Jean Luc Marais fell one player short of claiming an unprecedented 4th bracelet for his native France, but he earned $282,676 for his deep run, as well as the respect of Griffin and anybody else who watched him play the game.
It seems that Kenneth Griffin's aggressive play is working so far during this heads-up match.
Jean Luc Marais raised to 205,000 on the button and Ken Griffin re-raised to 705,000 from the big blind. Marais called and they saw the flop come . Griffin bet out 1,000,000 and Marais folded his hand.
On the very next hand the two players saw a flop of and Marais bet out 175,000 only to have Griffin raise to 500,000. Marais angrily slid his cards away and began rubbing his head, Griffin's aggression obviously getting to him.
With many in the poker world dubbing this year's WSOP a British Invasion, due to the extraordianry performance of English players thus far, the French have quietly asserted themselves as a nation to be reckoned with.
A total of three Frenchman have captured WSOP gold and glory in 2011, including Fabrice Soulier in Event #37, the $10,000 HORSE Championship. Bertrand "ElKy" Grospellier shipped Event #21, the Seven-Card Stud World Championship and Elie Payan won Event # 22: $1500 Pot-Limit Omaha.
Having reached heads-up play here today, Jean Luc Marais has a chance to give France its 4th bracelet of the WSOP, repelling the supposed British Invasion and replacing it with a new French Revolution.
Ken Griffin limped on the button, Jean Luc Marais called from the small blind and Philip Hammerling checked his option. The flop came and both Marais and Hammerling checked and Griffin bet 100,000. Marais called and Hammerling raised to 290,000. Griffin called and Marais folded.
The turn was the and Hammerling bet out 535,000. Griffin called again and they saw the come on the river. Hammerling announced he was all in and Griffin immediately called.
Hammerling had flopped trip sevens but had been outdrawn by Griffin's flush. Hammerling was eliminated in 3rd place.
Kenneth Griffin raised to 230,000 from the small blind and Jean Luc Marais defended his big blind with a substantial raise. The Frenchman made it 660,000 to go and Griffin immediately announced himself all-in.

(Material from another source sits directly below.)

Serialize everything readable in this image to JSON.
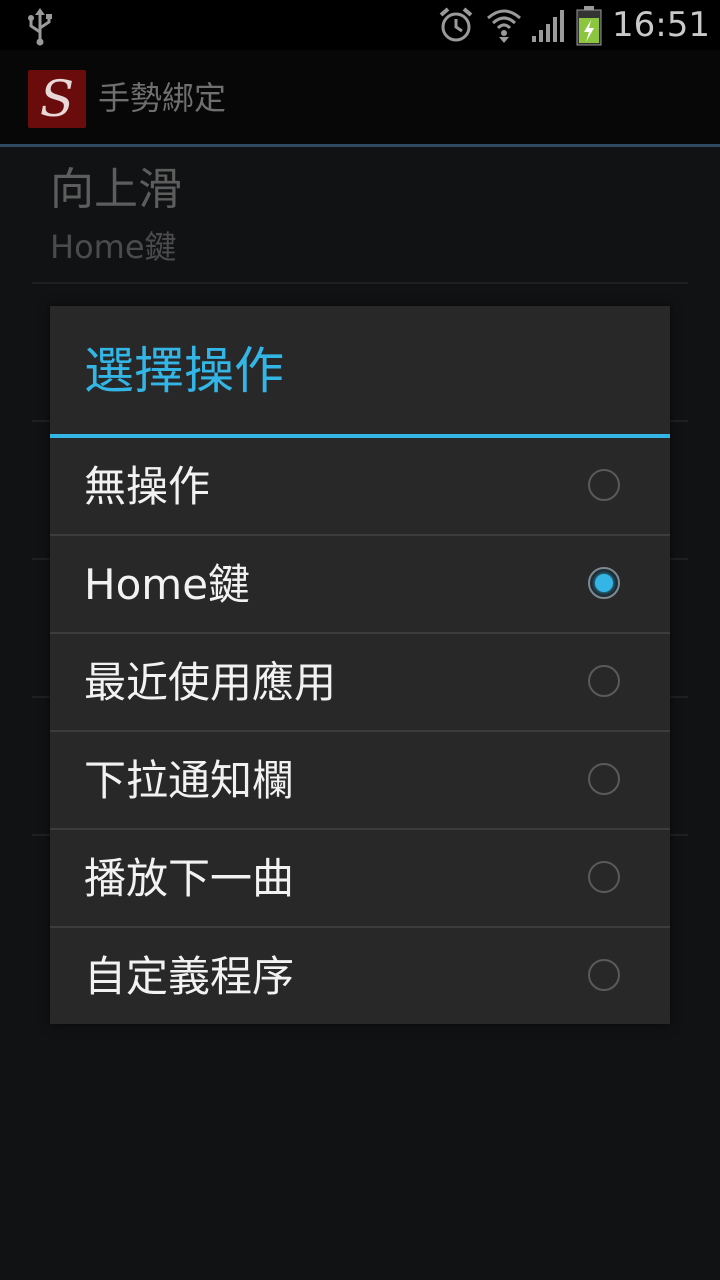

Marais stood and slammed his on the table after making the snap-call. Griffin also rose to his feet while revealing his , telling his rail "I gotta get lucky here boys."
The flop fell and despite the baby cards on board, Griffin's eights had not matched up. His supporters began hollering for a seven to hit on the turn, which would give their man additional outs to a straight, but the arrived in its place.
The turn card did give Griffin a gutshot straight draw and he would now need an eight or a seven to fall on the river to take the pot.
Both players flinched when the nine hit the board, as it looked suspiciously like the prized eight Griffin needed, but it turned out to be a blank and both players retook their seats. Griffin gave up the chip lead to Marais and the two essentially traded chip stacks after the hand.